Article guest written by Nick DeAlmenara (pictured above).
I was living in Peru when Michael Jackson died, I still remember the exact moment. I went into my cousin’s room, hopped on his computer and started up MSN, first headline “Michael Jackson found dead in his home”. I couldn’t believe it, I didn’t believe it, and I assumed it was some kind of weird fake news website since I wasn’t in America. I called my cousin over to the computer; he read the screen and sat in silence for a few minutes before the tears. I was about 5 years younger than him, only 13, and I wondered how it must of felt. I know how he felt now.
Last Friday afternoon, after leaving a meeting heading into another, I stopped to check my phone. I was bombarded with text messages from friends with varying worry filled messages. “This can’t be true” “Are you ok?” “I can’t believe he’s gone”. I was so confused, I ran to my computer and read the headline, the same way my cousin did, and I sat. I sat frozen for a few minutes until someone walked up to my desk, asking if I was going into the next meeting. I shook my head no and left. Went home, and cried. Cried for hours like I lost a brother, Mac and his music had always been there… and now he’s just gone? He had been doing better I thought, well he fooled me. Every interview was all smiles and positivity, in a way I had seen from him in years. It seemed as if his demons were behind him.

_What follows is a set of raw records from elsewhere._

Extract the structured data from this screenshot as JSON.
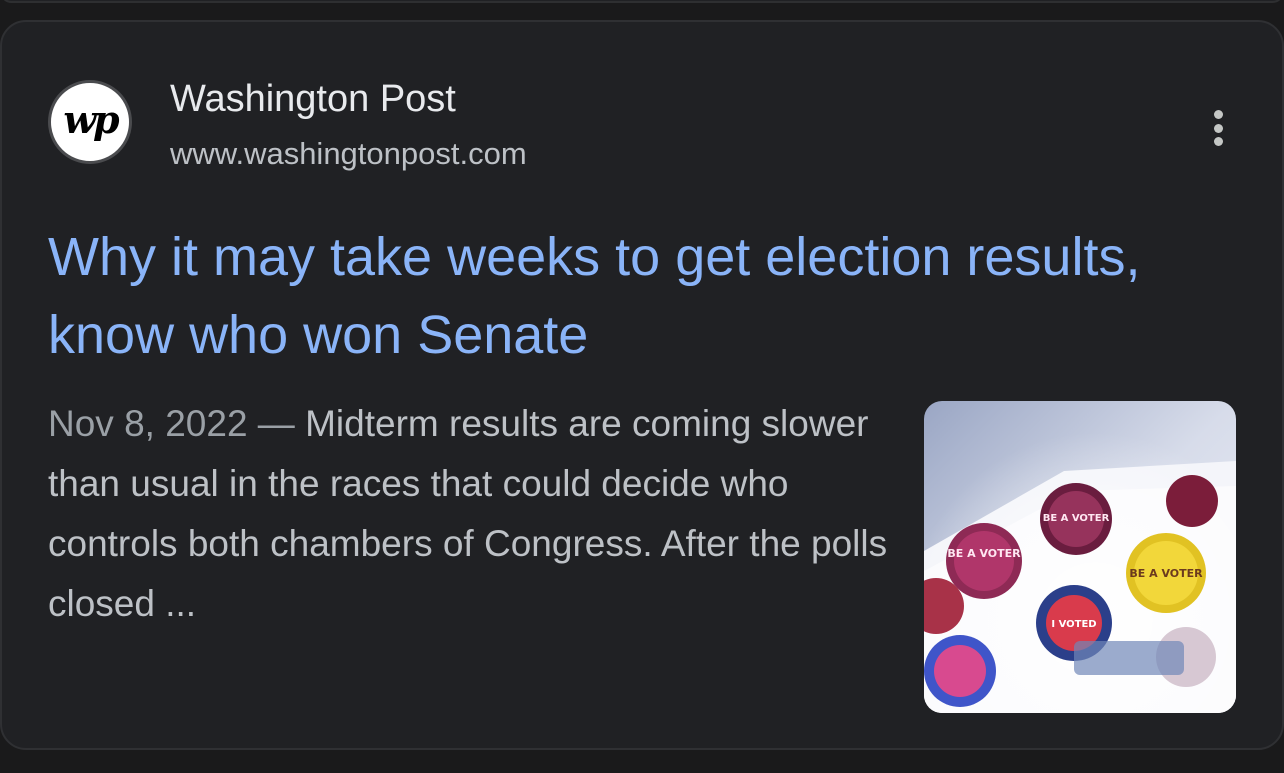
{
  "result": {
    "site_name": "Washington Post",
    "site_url": "www.washingtonpost.com",
    "favicon_text": "wp",
    "title": "Why it may take weeks to get election results, know who won Senate",
    "date": "Nov 8, 2022",
    "date_separator": " — ",
    "snippet": "Midterm results are coming slower than usual in the races that could decide who controls both chambers of Congress. After the polls closed ...",
    "thumbnail": {
      "description_icon": "voter-stickers-image",
      "sticker_texts": [
        "BE A VOTER",
        "BE A VOTER",
        "I VOTED",
        "BE A VOTER"
      ]
    },
    "more_icon": "more-vert-icon"
  },
  "colors": {
    "background": "#202124",
    "title_link": "#8ab4f8",
    "primary_text": "#e8eaed",
    "secondary_text": "#bdc1c6"
  }
}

He dropped his project “Faces” on Mother’s Day 2014, a darkly ironic release date for the heavy subject matter. The mixtape is riddled with speak of death and suicide, you hear bars like, “Just went through a half ounce of coke, blood pouring all out my nose don’t tell my mom I got a drug problem” These words graced our ears and his own mother’s that year. I’m sure a gift his mother would have rather tuned out. Hearing her son verbalize and even joke about his own drug addiction must have sent shivers down her spine. For me it was gospel. I was in a bit of my own trouble at the time, having just been kicked out of college and developing my own nasty addictive habits, I thought I was insane. Running from issues and into highs to escape a hell I had created for myself. Mac was there to show me it happens, and I’m not alone. It soothed me knowing someone else had these issues just like me. He learned to grow out of those issues and with personal growth came a change in his musical style as well, with his next album, GO:OD AM. He led by example for his fans, showing that you can make it out of these struggles and come out better than before. He was there to show me how to be better, and I can’t thank him enough for it.
The loss of Mac Miller is one I won’t get over anytime soon, and I think this feeling is mutual for so many others because of how a part of our lives Mac Miller felt. He was played at our high school party pre games, through the speakers of our first car, blasted through the pain of our first break up, and in the morning on the way to our first real job. He was never a rapper, or an artist, he was a person. For me he was my older brother. He guided me through my own battles with depression and drug addiction, always there as a light of hope, as someone who had gone through it and gotten out to tell the tale. I think what hurts the most is feeling that we’ve lost that beacon of hope.
He isn’t gone though, not by a long shot. We all are here to continue his story and be the light that he was for us. While he might not be here anymore, we are, and we need to continue to share his music and story so that one day he can help someone else who needs him. He might not be here to speak his wisdoms, so it’s up to us to make sure they are still heard. We are his voice now. Let’s not let him down.